Once home to the largest concentration of curry houses in the UK, Brick Lane in London's East End has long played an vital role as the home of migrant communities.
For years it has been central to the Bangladeshi community in Britain, but recent investment in this part of London has drastically changed the face of the Bangla Town area.
The 'Beyond Banglatown' project grew out of a larger piece of research on the Bengal diaspora which explored Muslim migration from the north-eastern Indian state of Bengal in the period after partition. millipedia created the website for this earlier research Bangla Stories. As part of this work, the project team became interested in the iconic status of Brick Lane as the centre of the Bangladeshi community in Britain and in the significance of Banglatown and the curry restaurants to the area.
Research for ‘Beyond Banglatown’, undertaken by researchers from LSE Cities, London School of Economics and Centre on Dynamics of Ethnicity, University of Manchester, explored the changing fortunes of Banglatown’s restaurants, and the implications of this change for the Bangladeshi community in East London and for Brick Lane itself.
Through visual mapping, face-to-face surveys with shop proprietors and employees, a qualitative survey, and in-depth interviews with Bangladeshi restaurant owners, former restaurant owners and key stakeholders, the project captures some of the complexity of Brick Lane and Banglatown at a moment of transformation and uncertainty. By the close of the project, the southern section of Brick Lane hosted only 23 restaurants and cafés focused on curry – a decrease of 62% in 15 years.

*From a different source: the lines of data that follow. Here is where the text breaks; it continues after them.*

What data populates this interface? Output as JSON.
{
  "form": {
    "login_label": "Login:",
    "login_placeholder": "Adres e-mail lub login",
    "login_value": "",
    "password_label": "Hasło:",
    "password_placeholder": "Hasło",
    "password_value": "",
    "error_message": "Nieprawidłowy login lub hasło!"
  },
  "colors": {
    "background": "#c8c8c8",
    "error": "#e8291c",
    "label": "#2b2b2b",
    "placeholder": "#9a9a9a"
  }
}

The pages of the website capture the project's findings, tracing the rich and complex history of Bengali migration to East London, the development of Banglatown and changes to Brick Lane's Bangladeshi-owned curry restaurants over time. It also provides a snapshot of the contemporary context of the street, including broader and more recent processes of urban change and gentrification.